◆ Records provided:
——
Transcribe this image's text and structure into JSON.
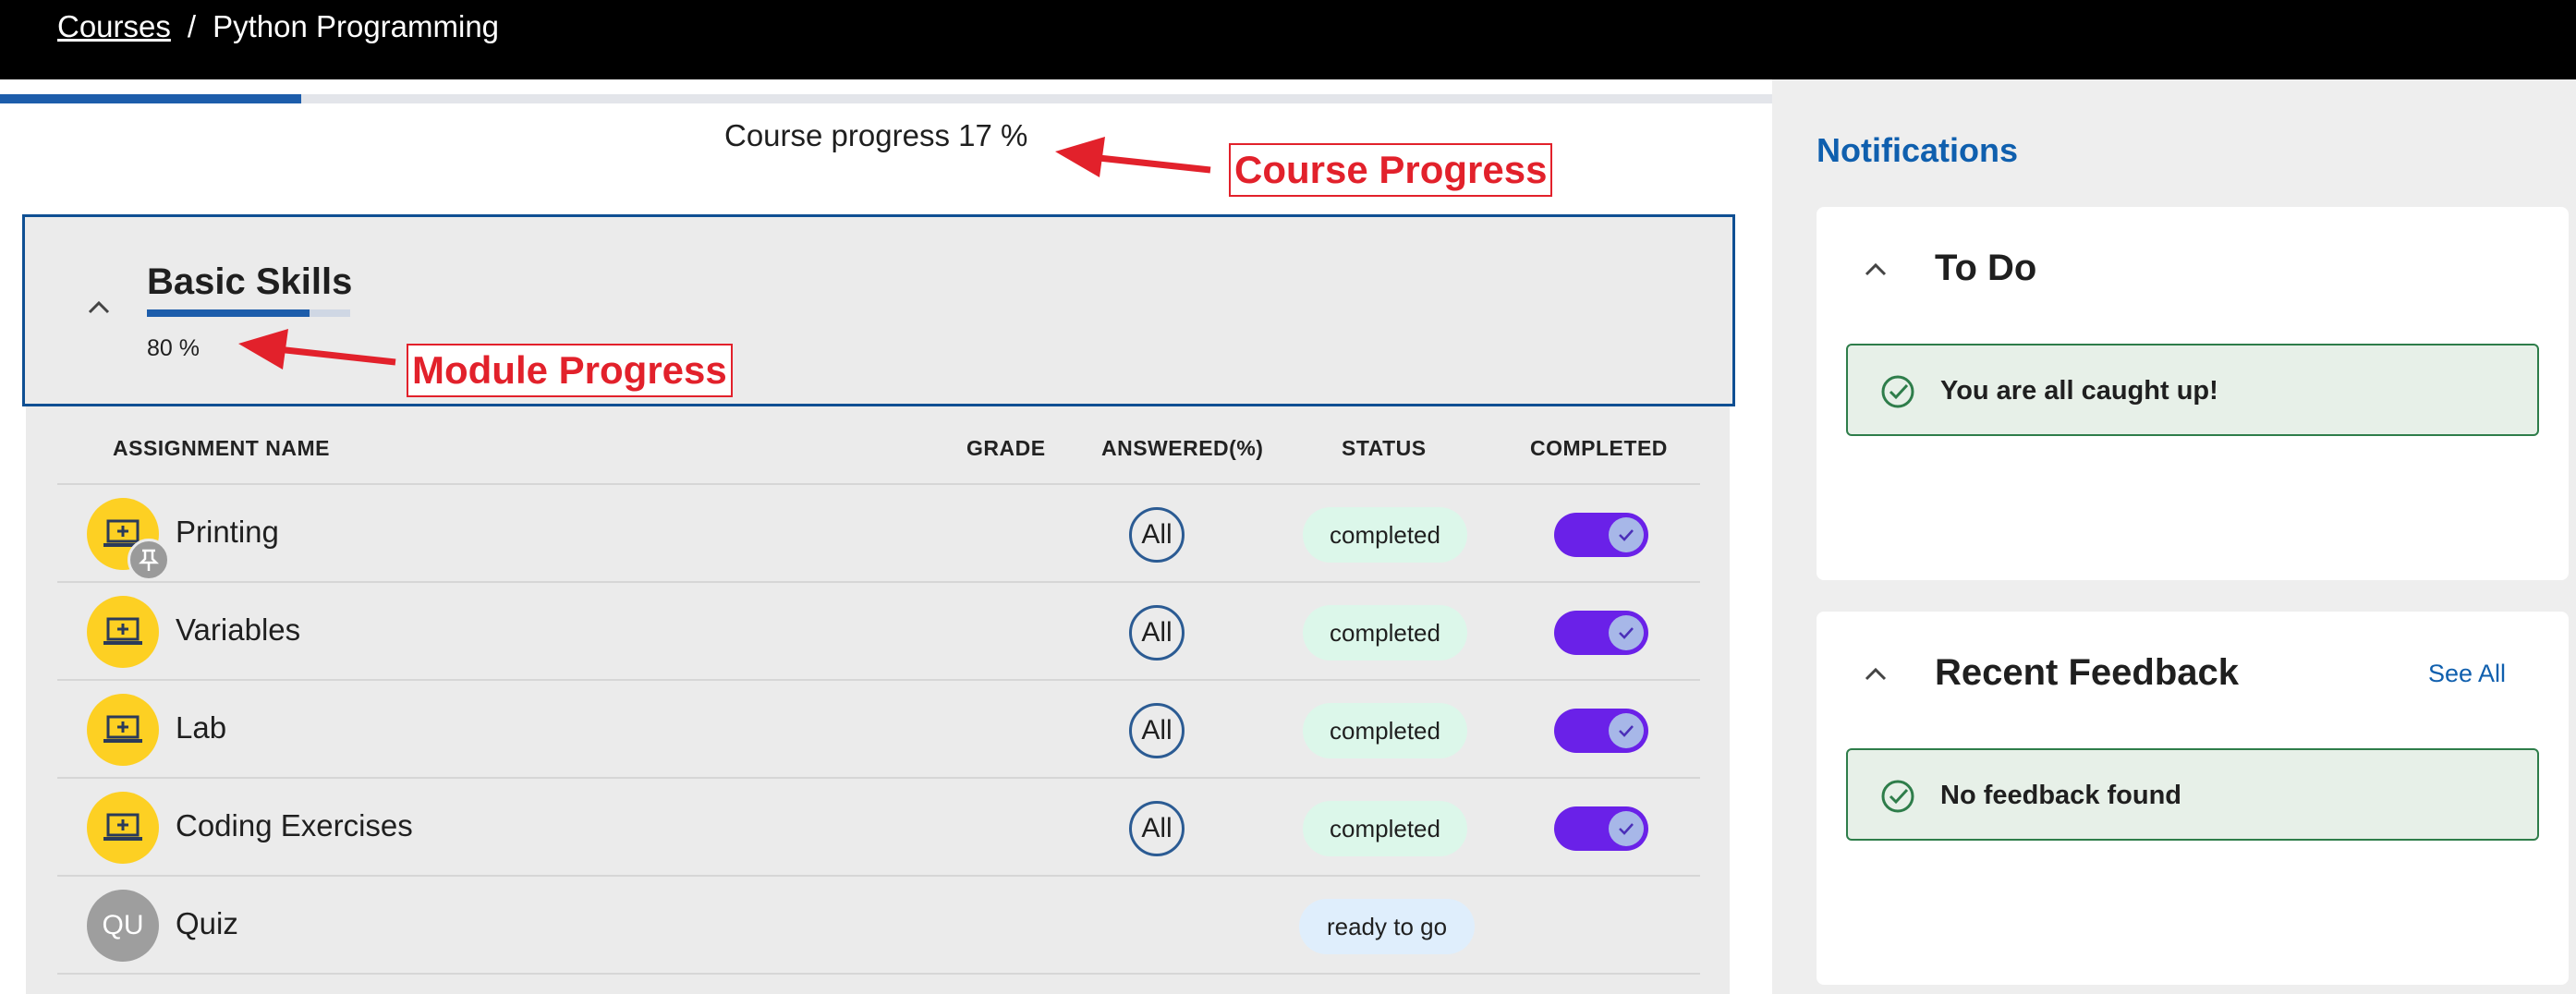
{
  "breadcrumb": {
    "courses": "Courses",
    "separator": "/",
    "current": "Python Programming"
  },
  "course_progress": {
    "fraction": 0.17,
    "text": "Course progress 17 %"
  },
  "module": {
    "title": "Basic Skills",
    "progress_fraction": 0.8,
    "progress_text": "80 %"
  },
  "table": {
    "headers": {
      "name": "ASSIGNMENT NAME",
      "grade": "GRADE",
      "answered": "ANSWERED(%)",
      "status": "STATUS",
      "completed": "COMPLETED"
    },
    "rows": [
      {
        "name": "Printing",
        "answered": "All",
        "status": "completed",
        "completed": true,
        "icon": "laptop-icon",
        "pinned": true
      },
      {
        "name": "Variables",
        "answered": "All",
        "status": "completed",
        "completed": true,
        "icon": "laptop-icon"
      },
      {
        "name": "Lab",
        "answered": "All",
        "status": "completed",
        "completed": true,
        "icon": "laptop-icon"
      },
      {
        "name": "Coding Exercises",
        "answered": "All",
        "status": "completed",
        "completed": true,
        "icon": "laptop-icon"
      },
      {
        "name": "Quiz",
        "avatar_text": "QU",
        "status": "ready to go"
      }
    ]
  },
  "annotations": {
    "course": "Course Progress",
    "module": "Module Progress"
  },
  "notifications": {
    "title": "Notifications",
    "todo": {
      "title": "To Do",
      "message": "You are all caught up!"
    },
    "feedback": {
      "title": "Recent Feedback",
      "see_all": "See All",
      "message": "No feedback found"
    }
  },
  "colors": {
    "accent_blue": "#1d5dab",
    "toggle_purple": "#6a21e8",
    "annotation_red": "#e2212b",
    "avatar_yellow": "#fdd023",
    "success_green": "#2e7d4a"
  }
}
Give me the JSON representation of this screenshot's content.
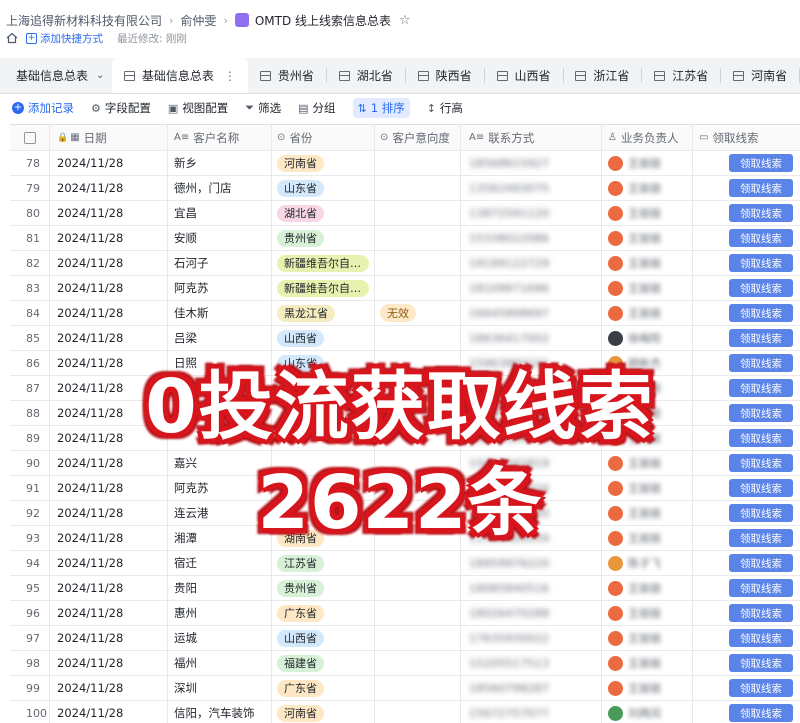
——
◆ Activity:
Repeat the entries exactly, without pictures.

◆ Reply to the task:
Transcribe this image's text and structure into JSON.
{
  "breadcrumb": {
    "courses": "Courses",
    "separator": "/",
    "current": "Python Programming"
  },
  "course_progress": {
    "fraction": 0.17,
    "text": "Course progress 17 %"
  },
  "module": {
    "title": "Basic Skills",
    "progress_fraction": 0.8,
    "progress_text": "80 %"
  },
  "table": {
    "headers": {
      "name": "ASSIGNMENT NAME",
      "grade": "GRADE",
      "answered": "ANSWERED(%)",
      "status": "STATUS",
      "completed": "COMPLETED"
    },
    "rows": [
      {
        "name": "Printing",
        "answered": "All",
        "status": "completed",
        "completed": true,
        "icon": "laptop-icon",
        "pinned": true
      },
      {
        "name": "Variables",
        "answered": "All",
        "status": "completed",
        "completed": true,
        "icon": "laptop-icon"
      },
      {
        "name": "Lab",
        "answered": "All",
        "status": "completed",
        "completed": true,
        "icon": "laptop-icon"
      },
      {
        "name": "Coding Exercises",
        "answered": "All",
        "status": "completed",
        "completed": true,
        "icon": "laptop-icon"
      },
      {
        "name": "Quiz",
        "avatar_text": "QU",
        "status": "ready to go"
      }
    ]
  },
  "annotations": {
    "course": "Course Progress",
    "module": "Module Progress"
  },
  "notifications": {
    "title": "Notifications",
    "todo": {
      "title": "To Do",
      "message": "You are all caught up!"
    },
    "feedback": {
      "title": "Recent Feedback",
      "see_all": "See All",
      "message": "No feedback found"
    }
  },
  "colors": {
    "accent_blue": "#1d5dab",
    "toggle_purple": "#6a21e8",
    "annotation_red": "#e2212b",
    "avatar_yellow": "#fdd023",
    "success_green": "#2e7d4a"
  }
}
Give me the JSON representation of this screenshot's content.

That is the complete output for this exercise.